Uber launched a small fleet of self-driving vehicles in San Francisco on Tuesday, but the second city to host the public test of the ride-hailing company’s work in this area isn’t quite as enthusiastic on the regulator side. California’s DMV, which has a practice of vetting companies testing autonomous driving technology on state roads and then granting permits to those who meet its standards.
Twenty such companies are on the DMV’s list of parties approved for autonomous testing in the state, but Uber is not on that list – the DMV says it should be, but Uber maintains it doesn’t need to seek a permit because of the circumstances of its self-driving launch.
The DMV’s statement on the matter notes that while it “encourages the responsible exploration of self-driving cars,” it’s not enough to simply assume responsible action on the part of companies doing testing:
We have a permitting process in place to ensure public safety as this technology is being tested. Twenty manufacturers have already obtained permits to test hundreds of cars on California roads. Uber shall do the same.
Uber, for its part, maintains that it actually doesn’t require one of these special DMV permits in California because of the nature of its testing. That’s because it sees the vehicles as still primarily human-controlled, since a driver behind the wheel with their hands at the steering wheel ready to take control is still required at this phase of testing.
Uber confirmed to TechCrunch that it will not be pursuing a DMV permit at this time, and highlighted the following official comments taken from a blog post by Anthony Levandowski, head of its Advanced Technology Group:
Finally, we understand that there is a debate over whether or not we need a testing permit to launch self-driving Ubers in San Francisco. We have looked at this issue carefully and we don’t believe we do. Before you roll your eyes and think, “there they go again” let us take a moment to explain:
First, we are not planning to operate any differently than in Pittsburgh, where our pilot has been running successfully for several months. Second, the rules apply to cars that can drive without someone controlling or monitoring them. For us, it’s still early days and our cars are not yet ready to drive without a person monitoring them.

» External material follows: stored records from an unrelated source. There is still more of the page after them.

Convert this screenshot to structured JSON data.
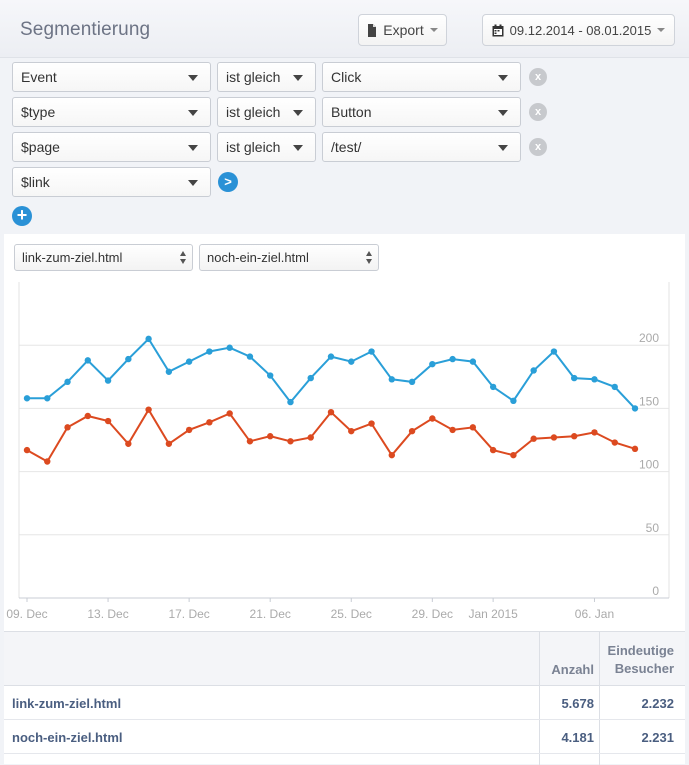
{
  "header": {
    "title": "Segmentierung",
    "export_label": "Export",
    "date_range": "09.12.2014 - 08.01.2015"
  },
  "filters": [
    {
      "property": "Event",
      "operator": "ist gleich",
      "value": "Click"
    },
    {
      "property": "$type",
      "operator": "ist gleich",
      "value": "Button"
    },
    {
      "property": "$page",
      "operator": "ist gleich",
      "value": "/test/"
    }
  ],
  "breakdown": {
    "property": "$link"
  },
  "icons": {
    "remove": "close-icon",
    "apply": "chevron-right-icon",
    "add": "plus-icon",
    "export": "document-icon",
    "date": "calendar-icon"
  },
  "compare": {
    "first": "link-zum-ziel.html",
    "second": "noch-ein-ziel.html"
  },
  "chart_data": {
    "type": "line",
    "x": [
      "09. Dec",
      "10. Dec",
      "11. Dec",
      "12. Dec",
      "13. Dec",
      "14. Dec",
      "15. Dec",
      "16. Dec",
      "17. Dec",
      "18. Dec",
      "19. Dec",
      "20. Dec",
      "21. Dec",
      "22. Dec",
      "23. Dec",
      "24. Dec",
      "25. Dec",
      "26. Dec",
      "27. Dec",
      "28. Dec",
      "29. Dec",
      "30. Dec",
      "31. Dec",
      "01. Jan",
      "02. Jan",
      "03. Jan",
      "04. Jan",
      "05. Jan",
      "06. Jan",
      "07. Jan",
      "08. Jan"
    ],
    "x_ticks": [
      "09. Dec",
      "13. Dec",
      "17. Dec",
      "21. Dec",
      "25. Dec",
      "29. Dec",
      "Jan 2015",
      "06. Jan"
    ],
    "y_ticks": [
      0,
      50,
      100,
      150,
      200
    ],
    "ylim": [
      0,
      250
    ],
    "grid": true,
    "series": [
      {
        "name": "link-zum-ziel.html",
        "color": "#2a9fd8",
        "values": [
          158,
          158,
          171,
          188,
          172,
          189,
          205,
          179,
          187,
          195,
          198,
          191,
          176,
          155,
          174,
          191,
          187,
          195,
          173,
          171,
          185,
          189,
          187,
          167,
          156,
          180,
          195,
          174,
          173,
          167,
          150
        ]
      },
      {
        "name": "noch-ein-ziel.html",
        "color": "#dc4a20",
        "values": [
          117,
          108,
          135,
          144,
          140,
          122,
          149,
          122,
          133,
          139,
          146,
          124,
          128,
          124,
          127,
          147,
          132,
          138,
          113,
          132,
          142,
          133,
          135,
          117,
          113,
          126,
          127,
          128,
          131,
          123,
          118
        ]
      }
    ]
  },
  "table": {
    "columns": [
      "Anzahl",
      "Eindeutige",
      "Besucher"
    ],
    "rows": [
      {
        "name": "link-zum-ziel.html",
        "count": "5.678",
        "unique": "2.232"
      },
      {
        "name": "noch-ein-ziel.html",
        "count": "4.181",
        "unique": "2.231"
      }
    ]
  }
}
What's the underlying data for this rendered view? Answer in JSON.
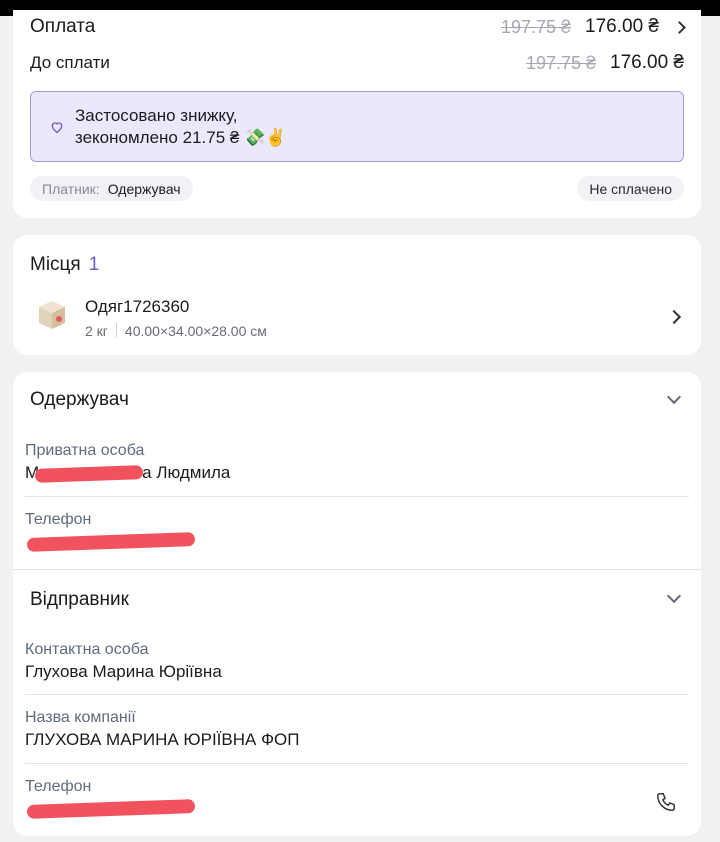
{
  "payment": {
    "title": "Оплата",
    "old_amount": "197.75 ₴",
    "new_amount": "176.00 ₴"
  },
  "due": {
    "title": "До сплати",
    "old_amount": "197.75 ₴",
    "new_amount": "176.00 ₴"
  },
  "discount": {
    "line1": "Застосовано знижку,",
    "line2": "зекономлено 21.75 ₴ 💸✌️"
  },
  "payer_chip": {
    "label": "Платник:",
    "value": "Одержувач"
  },
  "status_chip": "Не сплачено",
  "places": {
    "title": "Місця",
    "count": "1",
    "item": {
      "name": "Одяг1726360",
      "weight": "2 кг",
      "dimensions": "40.00×34.00×28.00 см"
    }
  },
  "recipient": {
    "title": "Одержувач",
    "type_label": "Приватна особа",
    "name_first_char": "М",
    "name_visible": "а Людмила",
    "phone_label": "Телефон"
  },
  "sender": {
    "title": "Відправник",
    "contact_label": "Контактна особа",
    "contact_value": "Глухова Марина Юріївна",
    "company_label": "Назва компанії",
    "company_value": "ГЛУХОВА МАРИНА ЮРІЇВНА ФОП",
    "phone_label": "Телефон"
  },
  "colors": {
    "accent": "#6b5fcc",
    "discount_bg": "#ece8fb",
    "discount_border": "#a79ae3",
    "redaction": "#f0525e"
  }
}
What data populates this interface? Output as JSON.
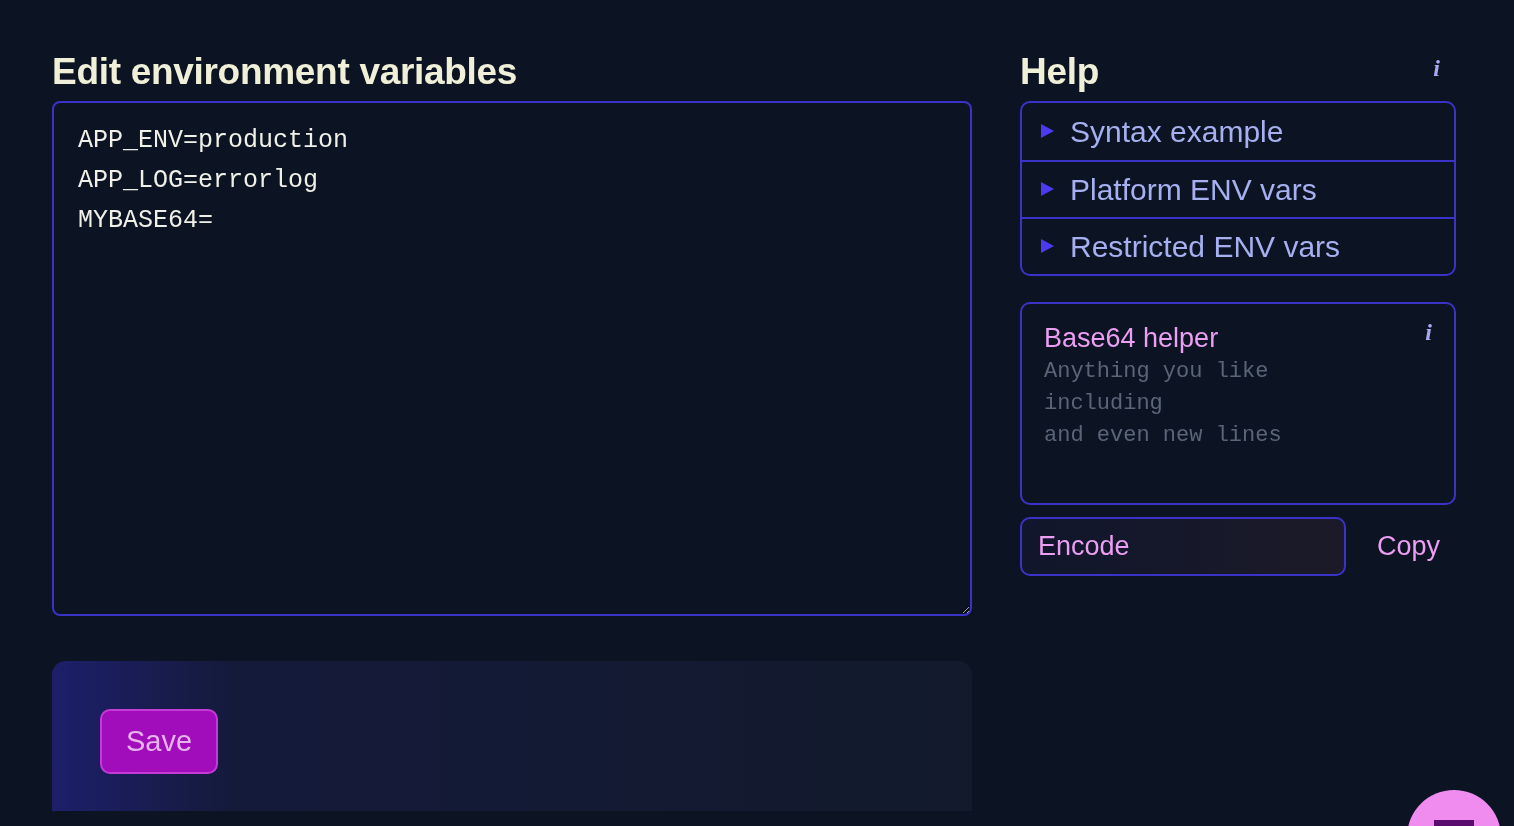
{
  "editor": {
    "title": "Edit environment variables",
    "value": "APP_ENV=production\nAPP_LOG=errorlog\nMYBASE64="
  },
  "save_button": "Save",
  "help": {
    "title": "Help",
    "info_icon": "i",
    "sections": [
      {
        "label": "Syntax example",
        "expanded": false
      },
      {
        "label": "Platform ENV vars",
        "expanded": false
      },
      {
        "label": "Restricted ENV vars",
        "expanded": false
      }
    ]
  },
  "base64_helper": {
    "label": "Base64 helper",
    "info_icon": "i",
    "placeholder": "Anything you like\nincluding \nand even new lines",
    "encode_button": "Encode",
    "copy_button": "Copy"
  }
}
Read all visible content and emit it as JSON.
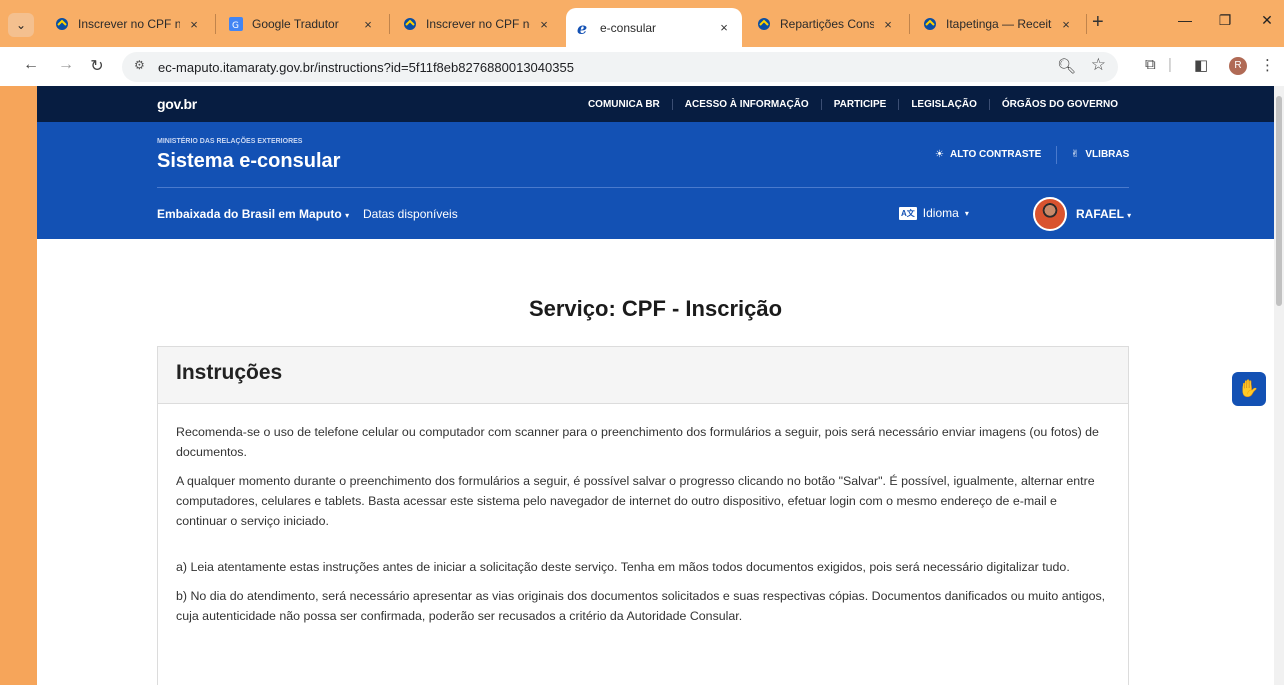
{
  "browser": {
    "tabs": [
      {
        "title": "Inscrever no CPF no e",
        "favicon": "govbr-icon",
        "active": false
      },
      {
        "title": "Google Tradutor",
        "favicon": "translate-icon",
        "active": false
      },
      {
        "title": "Inscrever no CPF no e",
        "favicon": "govbr-icon",
        "active": false
      },
      {
        "title": "e-consular",
        "favicon": "e-consular-icon",
        "active": true
      },
      {
        "title": "Repartições Consular",
        "favicon": "govbr-icon",
        "active": false
      },
      {
        "title": "Itapetinga — Receita",
        "favicon": "govbr-icon",
        "active": false
      }
    ],
    "close_glyph": "×",
    "url": "ec-maputo.itamaraty.gov.br/instructions?id=5f11f8eb8276880013040355",
    "profile_initial": "R"
  },
  "gov": {
    "logo": "gov.br",
    "links": [
      "COMUNICA BR",
      "ACESSO À INFORMAÇÃO",
      "PARTICIPE",
      "LEGISLAÇÃO",
      "ÓRGÃOS DO GOVERNO"
    ]
  },
  "header": {
    "ministry": "MINISTÉRIO DAS RELAÇÕES EXTERIORES",
    "system_title": "Sistema e-consular",
    "high_contrast": "ALTO CONTRASTE",
    "vlibras": "VLIBRAS",
    "embassy": "Embaixada do Brasil em Maputo",
    "dates": "Datas disponíveis",
    "language": "Idioma",
    "language_icon": "A文",
    "user": "RAFAEL"
  },
  "main": {
    "title": "Serviço: CPF - Inscrição",
    "card_title": "Instruções",
    "paragraphs": [
      "Recomenda-se o uso de telefone celular ou computador com scanner para o preenchimento dos formulários a seguir, pois será necessário enviar imagens (ou fotos) de documentos.",
      "A qualquer momento durante o preenchimento dos formulários a seguir, é possível salvar o progresso clicando no botão \"Salvar\". É possível, igualmente, alternar entre computadores, celulares e tablets. Basta acessar este sistema pelo navegador de internet do outro dispositivo, efetuar login com o mesmo endereço de e-mail e continuar o serviço iniciado.",
      "a) Leia atentamente estas instruções antes de iniciar a solicitação deste serviço. Tenha em mãos todos documentos exigidos, pois será necessário digitalizar tudo.",
      "b) No dia do atendimento, será necessário apresentar as vias originais dos documentos solicitados e suas respectivas cópias. Documentos danificados ou muito antigos, cuja autenticidade não possa ser confirmada, poderão ser recusados a critério da Autoridade Consular."
    ]
  },
  "colors": {
    "gov_bar": "#071d41",
    "header_blue": "#1351b4",
    "tabbar": "#f8ae66"
  }
}
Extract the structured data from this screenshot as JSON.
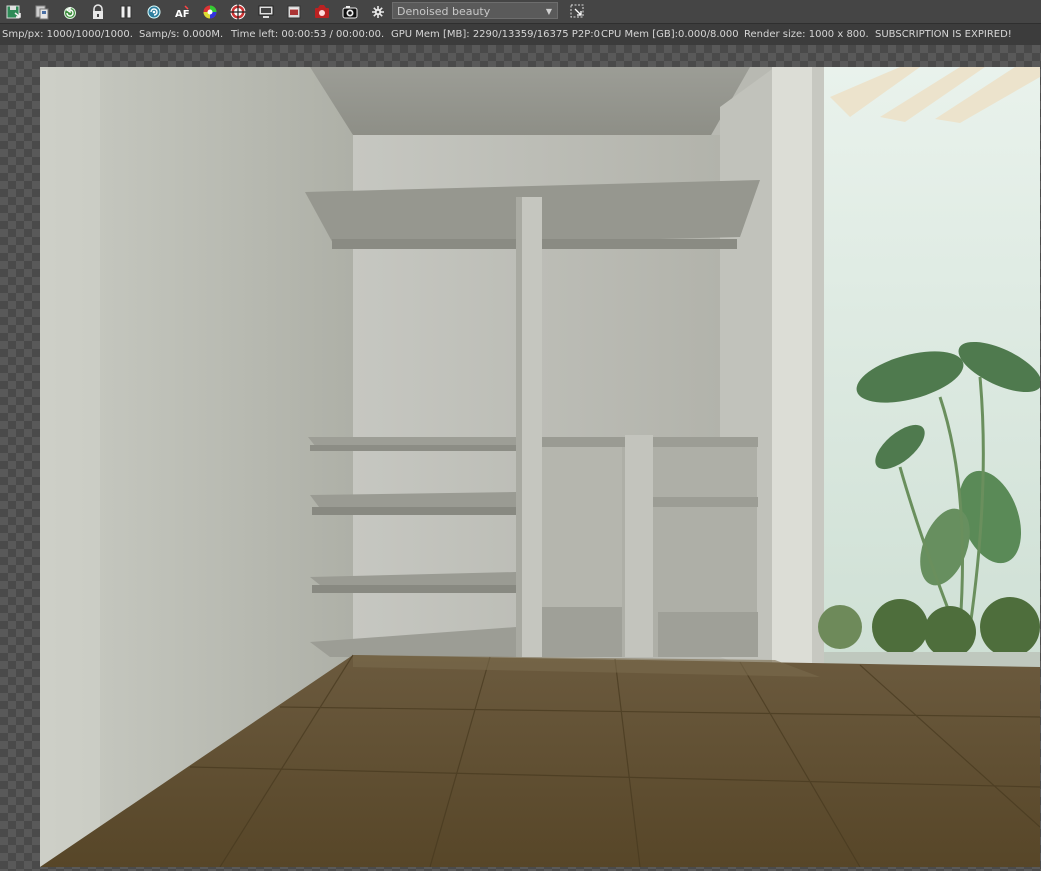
{
  "toolbar": {
    "buttons": [
      "save-image-icon",
      "copy-image-icon",
      "restart-render-icon",
      "lock-icon",
      "pause-icon",
      "refresh-scene-icon",
      "af-focus-icon",
      "color-picker-icon",
      "target-icon",
      "monitor-icon",
      "render-region-icon",
      "material-preview-icon",
      "camera-icon",
      "settings-gear-icon"
    ],
    "pass_select": {
      "selected": "Denoised beauty"
    },
    "region_button": "region-select-icon"
  },
  "status": {
    "samples_per_px": "Smp/px: 1000/1000/1000.",
    "samples_per_sec": "Samp/s: 0.000M.",
    "time_left": "Time left: 00:00:53 / 00:00:00.",
    "gpu_mem": "GPU Mem [MB]: 2290/13359/16375 P2P:0",
    "cpu_mem": "CPU Mem [GB]:0.000/8.000",
    "render_size": "Render size: 1000 x 800.",
    "subscription": "SUBSCRIPTION IS EXPIRED!"
  },
  "render": {
    "description_icon": "rendered-image"
  }
}
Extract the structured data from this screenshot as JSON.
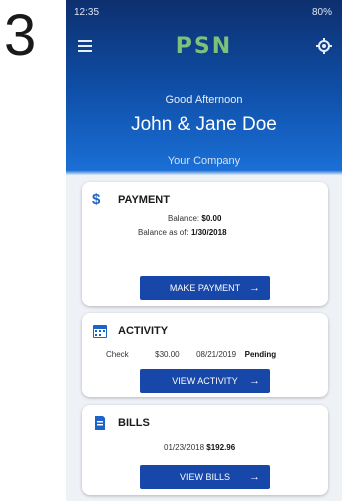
{
  "step_number": "3",
  "status_bar": {
    "time": "12:35",
    "battery": "80%"
  },
  "app": {
    "logo_text": "PSN"
  },
  "greeting": "Good Afternoon",
  "user_name": "John & Jane Doe",
  "company": "Your Company",
  "payment": {
    "title": "PAYMENT",
    "balance_label": "Balance:",
    "balance_value": "$0.00",
    "balance_asof_label": "Balance as of:",
    "balance_asof_value": "1/30/2018",
    "button": "MAKE PAYMENT"
  },
  "activity": {
    "title": "ACTIVITY",
    "type": "Check",
    "amount": "$30.00",
    "date": "08/21/2019",
    "status": "Pending",
    "button": "VIEW ACTIVITY"
  },
  "bills": {
    "title": "BILLS",
    "date": "01/23/2018",
    "amount": "$192.96",
    "button": "VIEW BILLS"
  },
  "colors": {
    "primary_button": "#1747a8",
    "header_top": "#0d2f6e",
    "header_bottom": "#1a6fd6",
    "accent_icon": "#1c64c8"
  }
}
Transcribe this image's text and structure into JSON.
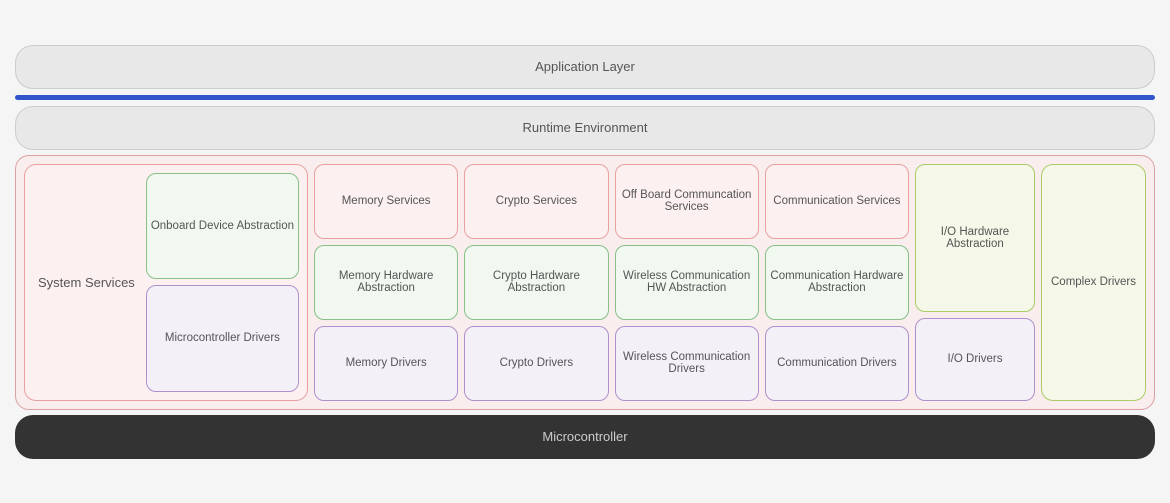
{
  "layers": {
    "app": "Application Layer",
    "runtime": "Runtime Environment",
    "micro": "Microcontroller"
  },
  "system_services": {
    "label": "System Services",
    "onboard": "Onboard Device Abstraction",
    "mcu_drivers": "Microcontroller Drivers"
  },
  "columns": [
    {
      "top": "Memory Services",
      "mid": "Memory Hardware Abstraction",
      "bot": "Memory Drivers",
      "top_color": "pink",
      "mid_color": "green",
      "bot_color": "purple"
    },
    {
      "top": "Crypto Services",
      "mid": "Crypto Hardware Abstraction",
      "bot": "Crypto Drivers",
      "top_color": "pink",
      "mid_color": "green",
      "bot_color": "purple"
    },
    {
      "top": "Off Board Communcation Services",
      "mid": "Wireless Communication HW Abstraction",
      "bot": "Wireless Communication Drivers",
      "top_color": "pink",
      "mid_color": "green",
      "bot_color": "purple"
    },
    {
      "top": "Communication Services",
      "mid": "Communication Hardware Abstraction",
      "bot": "Communication Drivers",
      "top_color": "pink",
      "mid_color": "green",
      "bot_color": "purple"
    }
  ],
  "io": {
    "top": "I/O Hardware Abstraction",
    "bot": "I/O Drivers"
  },
  "complex": {
    "label": "Complex Drivers"
  },
  "colors": {
    "pink_bg": "#fdf0f0",
    "pink_border": "#e8a0a0",
    "green_bg": "#f0f8f0",
    "green_border": "#88c088",
    "purple_bg": "#f4f0f8",
    "purple_border": "#b090cc",
    "lime_bg": "#f5f8e8",
    "lime_border": "#aacc66",
    "blue": "#3355cc",
    "dark": "#333",
    "runtime_bg": "#e8e8e8",
    "main_bg": "#f9eded",
    "main_border": "#daa0a0"
  }
}
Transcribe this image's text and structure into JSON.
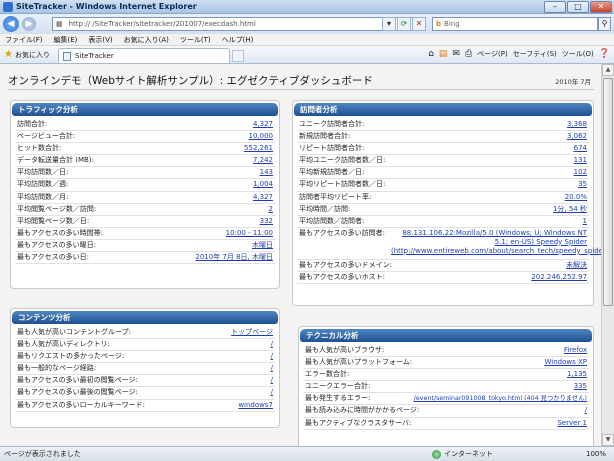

But there is a more fundamental point—how and when companies should be able to engineer and operate self-driving technology. We have seen different approaches to this question. Most states see the potential benefits, especially when it comes to road safety. And several cities and states have recognized that complex rules and requirements could have the unintended consequence of slowing innovation. Pittsburgh, Arizona, Nevada and Florida in particular have been leaders in this way, and by doing so have made clear that they are pro technology. Our hope is that California, our home state and a leader in much of the world’s dynamism, will take a similar view.
Uber is no stranger to disagreeing with local regulators in the course of its operations, and it has largely been successful in the U.S. and abroad in negotiating around rules where necessary. Whether that will be the case in this instance, too, remains to be seen.